While German efforts to field a rifle capable of bending corners are better known, the U.S. Army also had their own version.
During WWII, the Germans produced a variant of their Sturmgewehr 44 — the world’s first mass-produced assault rifle — with a curved barrel so that it could be fired from cover or concealment, particularly to hose down “cling-on” enemy infantry swarming on the outside of a tank. Dubbed the “Krummlauf” after the German term for “curved barrel,” these guns are rare today and fetch over $60K at auction.
The Krummlauf concept in more detail by Ian McCollum with Forgotten Weapons.
Well, not to be outdone in the curved barrel arms race, the U.S. also apparently worked with the concept as well. As detailed by the Friends of the Tank Museum, the concept was similar, using “the same idea of allowing [a] crew to suppress infantry attacking their vehicle,” although, “Neither idea was taken forward, with the general doctrine being to use vehicles in mutually supporting groups to cover each other instead.”

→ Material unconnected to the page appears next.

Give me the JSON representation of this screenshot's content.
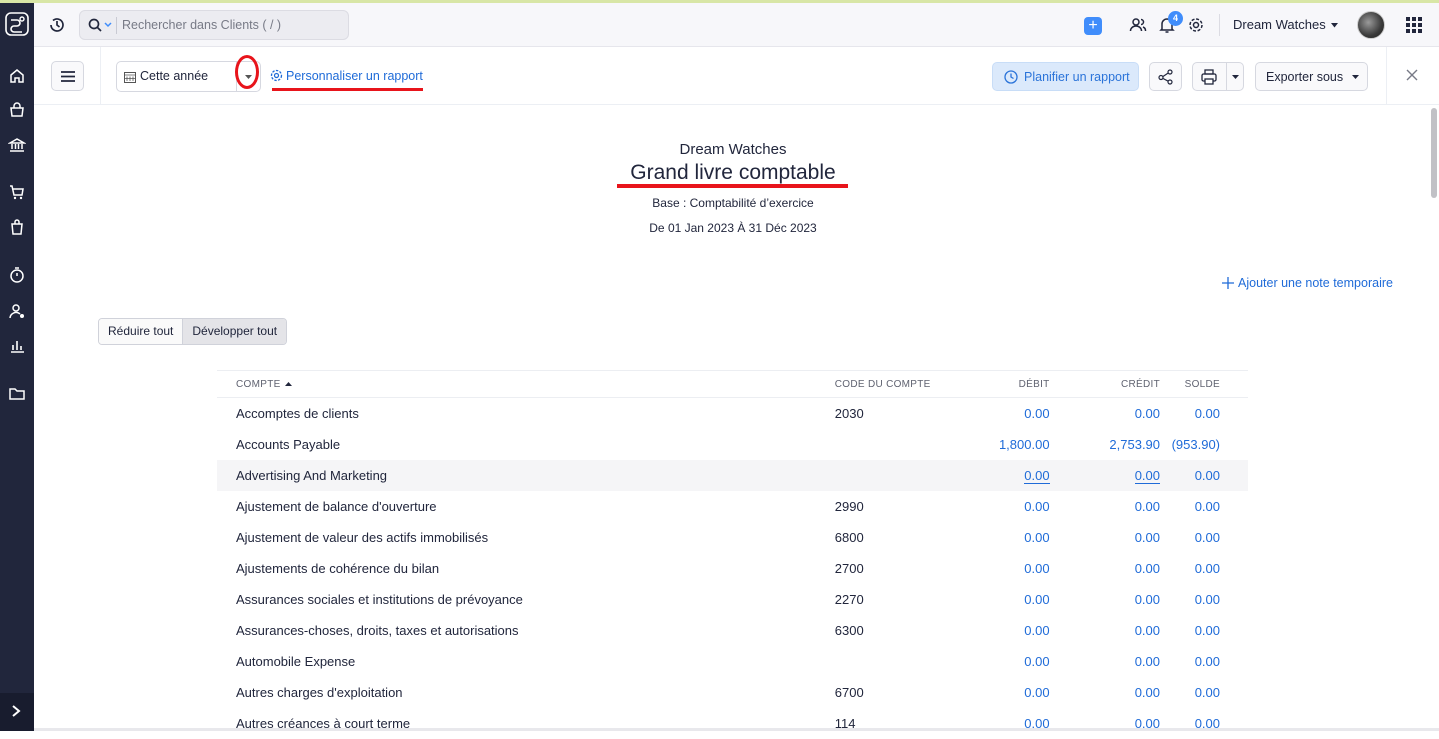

Of course, corner shot style guns are still a thing– both in the East and the West– and the U.S. Army did, in fact, revisit the concept of a periscope-aimed port firing weapon in the 1980s, although it had mixed reviews.